The CEIRS locations will study influenza to understand the rapid characterization of viruses that can potentially cause pandemics.
"The CEIRS network exemplifies NIAID's dual mission of conducting basic and applied influenza research, while maintaining the ability to respond rapidly in the event of an emerging public health threat," NIAID Director Anthony Fauci said. "CEIRS investigators have contributed greatly to our understanding of how influenza viruses emerge from wild and domestic animals, their adaptation to and global circulation throughout the human population and the interplay between the viruses and human immune responses."
The laboratories are located at Emory University in Atlanta; Icahn School of Medicine at Mount Sinai in New York City; Johns Hopkins University in Baltimore; St. Jude's Children's Hospital in Memphis, Tenn.; and the University of Rochester Medical Center in Rochester, N.Y.
"A key mission of the CEIRS network is to foster innovative and collaborative basic research on influenza viruses, including how they evolve and adapt to animal and human hosts," NIAID Division of Microbiology and Infectious Diseases Project Officer Diane Post said. "The information we gain could help us understand why influenza pandemics occur and could assist health officials in taking steps to mitigate outbreaks."
NIAID said the contracts will help the research and surveillance programs continue for seven years.

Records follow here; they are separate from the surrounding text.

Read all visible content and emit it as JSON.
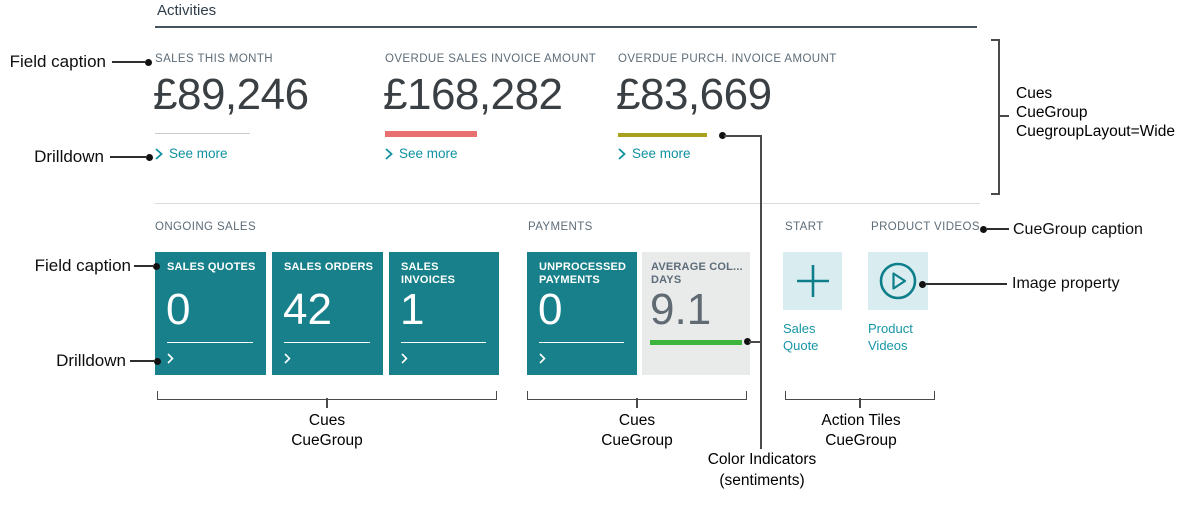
{
  "header": {
    "title": "Activities"
  },
  "wide_cues": [
    {
      "caption": "SALES THIS MONTH",
      "value": "£89,246",
      "link": "See more",
      "indicator": "neutral-gray"
    },
    {
      "caption": "OVERDUE SALES INVOICE AMOUNT",
      "value": "£168,282",
      "link": "See more",
      "indicator": "unfavorable-red"
    },
    {
      "caption": "OVERDUE PURCH. INVOICE AMOUNT",
      "value": "£83,669",
      "link": "See more",
      "indicator": "ambiguous-olive"
    }
  ],
  "cue_groups": [
    {
      "caption": "ONGOING SALES",
      "tiles": [
        {
          "caption": "SALES QUOTES",
          "value": "0"
        },
        {
          "caption": "SALES ORDERS",
          "value": "42"
        },
        {
          "caption": "SALES INVOICES",
          "value": "1"
        }
      ]
    },
    {
      "caption": "PAYMENTS",
      "tiles": [
        {
          "caption": "UNPROCESSED PAYMENTS",
          "value": "0"
        },
        {
          "caption": "AVERAGE COL... DAYS",
          "value": "9.1",
          "indicator": "positive-green"
        }
      ]
    }
  ],
  "action_groups": [
    {
      "caption": "START",
      "label": "Sales Quote",
      "icon": "plus-icon"
    },
    {
      "caption": "PRODUCT VIDEOS",
      "label": "Product Videos",
      "icon": "play-circle-icon"
    }
  ],
  "annotations": {
    "field_caption": "Field caption",
    "drilldown": "Drilldown",
    "cues_wide": {
      "l1": "Cues",
      "l2": "CueGroup",
      "l3": "CuegroupLayout=Wide"
    },
    "cuegroup_caption": "CueGroup caption",
    "image_property": "Image property",
    "cues_group": {
      "l1": "Cues",
      "l2": "CueGroup"
    },
    "action_tiles_group": {
      "l1": "Action Tiles",
      "l2": "CueGroup"
    },
    "color_indicators": {
      "l1": "Color Indicators",
      "l2": "(sentiments)"
    }
  },
  "colors": {
    "tile_teal": "#17808a",
    "neutral_gray_bar": "#c9cdd0",
    "unfavorable_red_bar": "#e87070",
    "ambiguous_olive_bar": "#a8a11b",
    "positive_green_bar": "#3db43d",
    "link_teal": "#0f91a0",
    "action_tile_bg": "#d9edf0",
    "action_icon_teal": "#0e7e8b"
  }
}
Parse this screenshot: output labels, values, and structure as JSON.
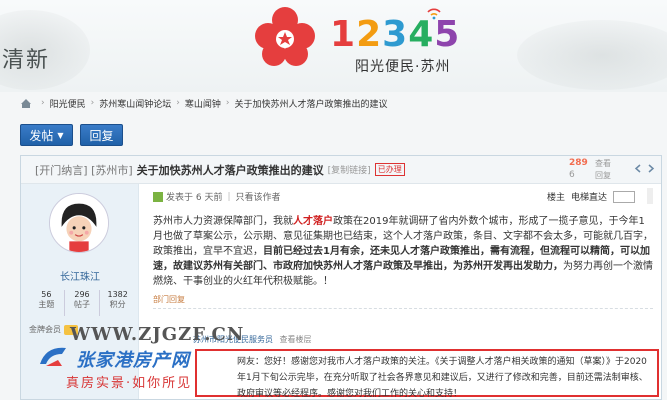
{
  "header": {
    "logo_numbers": [
      "1",
      "2",
      "3",
      "4",
      "5"
    ],
    "logo_subtitle": "阳光便民·苏州",
    "ink_calligraphy": "清新"
  },
  "breadcrumb": [
    "阳光便民",
    "苏州寒山闻钟论坛",
    "寒山闻钟",
    "关于加快苏州人才落户政策推出的建议"
  ],
  "toolbar": {
    "post_label": "发帖",
    "reply_label": "回复"
  },
  "post": {
    "tags": "[开门纳言] [苏州市]",
    "title": "关于加快苏州人才落户政策推出的建议",
    "copy_link": "[复制链接]",
    "status_badge": "已办理",
    "stats": {
      "views": "289",
      "views_label": "查看",
      "replies": "6",
      "replies_label": "回复"
    },
    "author": {
      "username": "长江珠江",
      "threads": "56",
      "threads_label": "主题",
      "posts": "296",
      "posts_label": "帖子",
      "points": "1382",
      "points_label": "积分",
      "member_label": "金牌会员"
    },
    "meta": {
      "posted": "发表于 6 天前",
      "only_author": "只看该作者",
      "floor": "楼主",
      "jump_label": "电梯直达"
    },
    "body": {
      "p1": "苏州市人力资源保障部门，我就",
      "p1_hl": "人才落户",
      "p1_rest": "政策在2019年就调研了省内外数个城市，形成了一揽子意见，于今年1月也做了草案公示，公示期、意见征集期也已结束，这个人才落户政策，条目、文字都不会太多，可能就几百字，政策推出，宜早不宜迟，",
      "p1_bold": "目前已经过去1月有余，还未见人才落户政策推出，需有流程，但流程可以精简，可以加速，故建议苏州有关部门、市政府加快苏州人才落户政策及早推出，为苏州开发再出发助力，",
      "p1_end": "为努力再创一个激情燃烧、干事创业的火红年代积极赋能。！"
    },
    "dept_reply_label": "部门回复",
    "service_name": "苏州市阳光便民服务员",
    "service_view": "查看楼层",
    "reply_text": "网友：您好！感谢您对我市人才落户政策的关注。《关于调整人才落户相关政策的通知（草案）》于2020年1月下旬公示完毕，在充分听取了社会各界意见和建议后，又进行了修改和完善，目前还需法制审核、政府审议等必经程序。感谢您对我们工作的关心和支持！"
  },
  "watermark": {
    "url": "WWW.ZJGZF.CN",
    "name": "张家港房产网",
    "slogan": "真房实景·如你所见"
  },
  "colors": {
    "accent_blue": "#2b70c5",
    "alert_red": "#e03030",
    "logo_red": "#e53e3e"
  }
}
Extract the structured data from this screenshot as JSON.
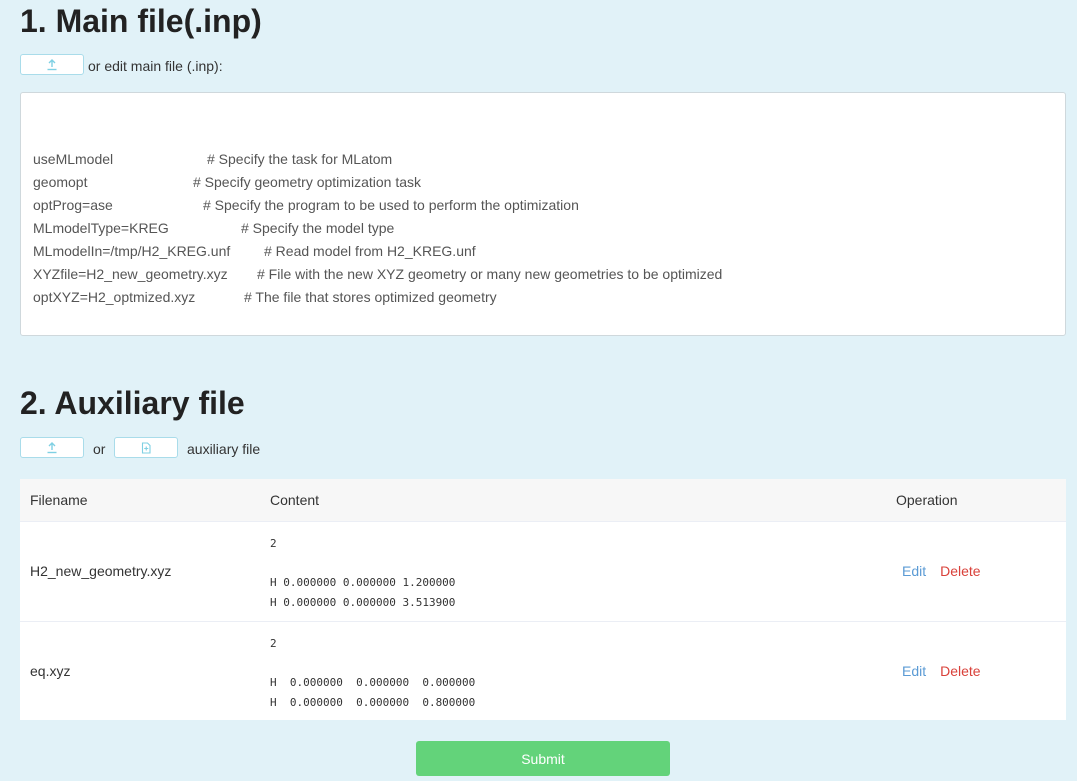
{
  "main_section": {
    "title": "1. Main file(.inp)",
    "edit_label": "or edit main file (.inp):",
    "upload_icon": "upload-icon",
    "editor_lines": [
      {
        "code": "useMLmodel",
        "comment": "# Specify the task for MLatom"
      },
      {
        "code": "geomopt",
        "comment": "# Specify geometry optimization task"
      },
      {
        "code": "optProg=ase",
        "comment": "# Specify the program to be used to perform the optimization"
      },
      {
        "code": "MLmodelType=KREG",
        "comment": "# Specify the model type"
      },
      {
        "code": "MLmodelIn=/tmp/H2_KREG.unf",
        "comment": "# Read model from H2_KREG.unf"
      },
      {
        "code": "XYZfile=H2_new_geometry.xyz",
        "comment": "# File with the new XYZ geometry or many new geometries to be optimized"
      },
      {
        "code": "optXYZ=H2_optmized.xyz",
        "comment": "# The file that stores optimized geometry"
      }
    ]
  },
  "aux_section": {
    "title": "2. Auxiliary file",
    "or_label": "or",
    "aux_label": "auxiliary file",
    "upload_icon": "upload-icon",
    "new_file_icon": "new-file-icon"
  },
  "table": {
    "headers": {
      "filename": "Filename",
      "content": "Content",
      "operation": "Operation"
    },
    "rows": [
      {
        "filename": "H2_new_geometry.xyz",
        "content": "2\n\nH 0.000000 0.000000 1.200000\nH 0.000000 0.000000 3.513900",
        "edit": "Edit",
        "delete": "Delete"
      },
      {
        "filename": "eq.xyz",
        "content": "2\n\nH  0.000000  0.000000  0.000000\nH  0.000000  0.000000  0.800000",
        "edit": "Edit",
        "delete": "Delete"
      }
    ]
  },
  "submit": {
    "label": "Submit"
  },
  "colors": {
    "background": "#e1f2f8",
    "accent": "#63d37a",
    "edit_link": "#5b9bd5",
    "delete_link": "#d9413a",
    "icon": "#7fd0e3"
  }
}
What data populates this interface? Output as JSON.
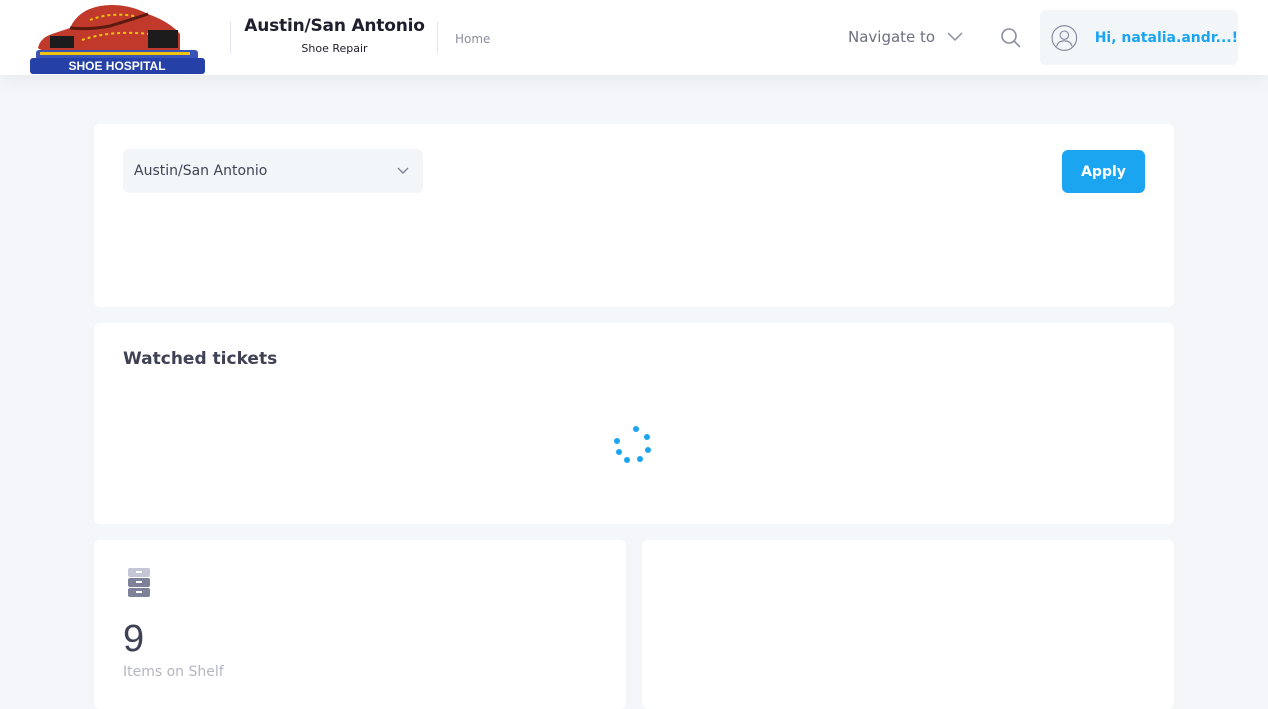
{
  "brand": {
    "logo_text": "SHOE HOSPITAL"
  },
  "header": {
    "store_name": "Austin/San Antonio",
    "store_subtitle": "Shoe Repair",
    "breadcrumb": "Home",
    "navigate_label": "Navigate to",
    "user_greeting": "Hi, natalia.andr...!"
  },
  "filter": {
    "location_value": "Austin/San Antonio",
    "apply_label": "Apply"
  },
  "watched": {
    "title": "Watched tickets"
  },
  "shelf": {
    "count": "9",
    "label": "Items on Shelf"
  },
  "colors": {
    "accent": "#1ba5f0",
    "background": "#f4f6f9"
  },
  "icons": [
    "shoe-logo",
    "chevron-down-icon",
    "search-icon",
    "user-avatar-icon",
    "loading-spinner-icon",
    "archive-icon"
  ]
}
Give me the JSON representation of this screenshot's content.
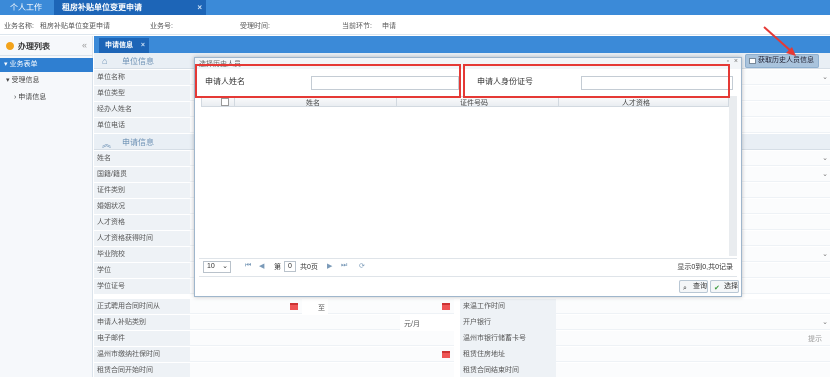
{
  "top_tabs": {
    "home": "个人工作台",
    "active": "租房补贴单位变更申请"
  },
  "info": {
    "business_name_label": "业务名称:",
    "business_name": "租房补贴单位变更申请",
    "business_no_label": "业务号:",
    "accept_time_label": "受理时间:",
    "current_step_label": "当前环节:",
    "current_step": "申请"
  },
  "sidebar": {
    "title": "办理列表",
    "items": [
      {
        "label": "▾ 业务表单"
      },
      {
        "label": "▾ 受理信息"
      },
      {
        "label": "› 申请信息"
      }
    ]
  },
  "content_tab": "申请信息",
  "fetch_button": "获取历史人员信息",
  "sections": {
    "unit_info": "单位信息",
    "apply_info": "申请信息"
  },
  "unit_fields": [
    "单位名称",
    "单位类型",
    "经办人姓名",
    "单位电话"
  ],
  "apply_fields": [
    "姓名",
    "国籍/籍贯",
    "证件类别",
    "婚姻状况",
    "人才资格",
    "人才资格获得时间",
    "毕业院校",
    "学位",
    "学位证号",
    "正式聘用合同时间从",
    "申请人补贴类别",
    "电子邮件",
    "温州市缴纳社保时间",
    "租赁合同开始时间"
  ],
  "right_fields": [
    "来温工作时间",
    "开户银行",
    "温州市银行储蓄卡号",
    "租赁住房地址",
    "租赁合同结束时间"
  ],
  "form_misc": {
    "to": "至",
    "unit": "元/月",
    "hint": "提示"
  },
  "modal": {
    "title": "选择历史人员",
    "name_label": "申请人姓名",
    "name_value": "",
    "id_label": "申请人身份证号",
    "id_value": "",
    "columns": [
      "姓名",
      "证件号码",
      "人才资格"
    ],
    "page_size": "10",
    "page_prefix": "第",
    "page_no": "0",
    "page_total": "共0页",
    "summary": "显示0到0,共0记录",
    "query_button": "查询",
    "select_button": "选择"
  }
}
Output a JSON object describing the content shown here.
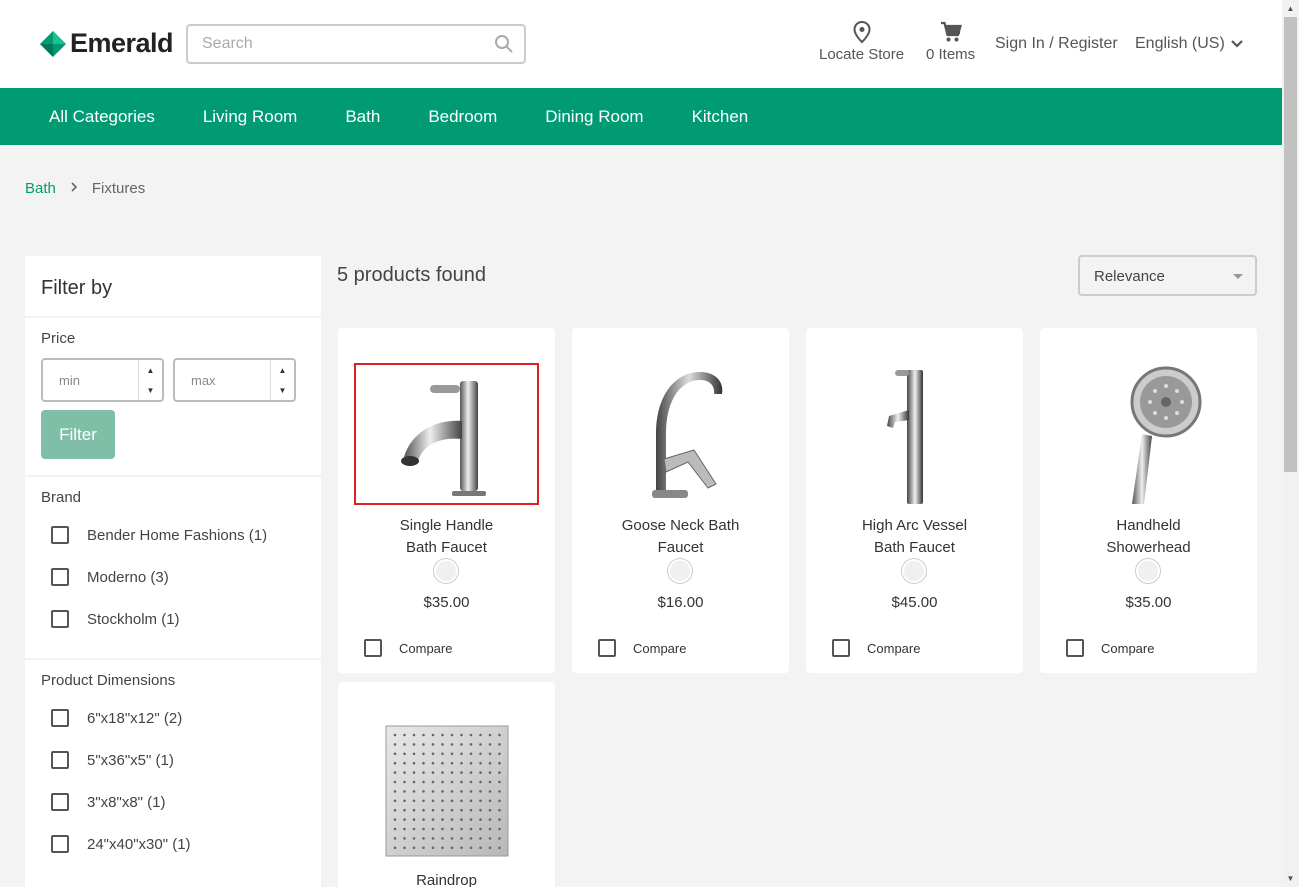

Funding for all five sites during the first year will total $23 million.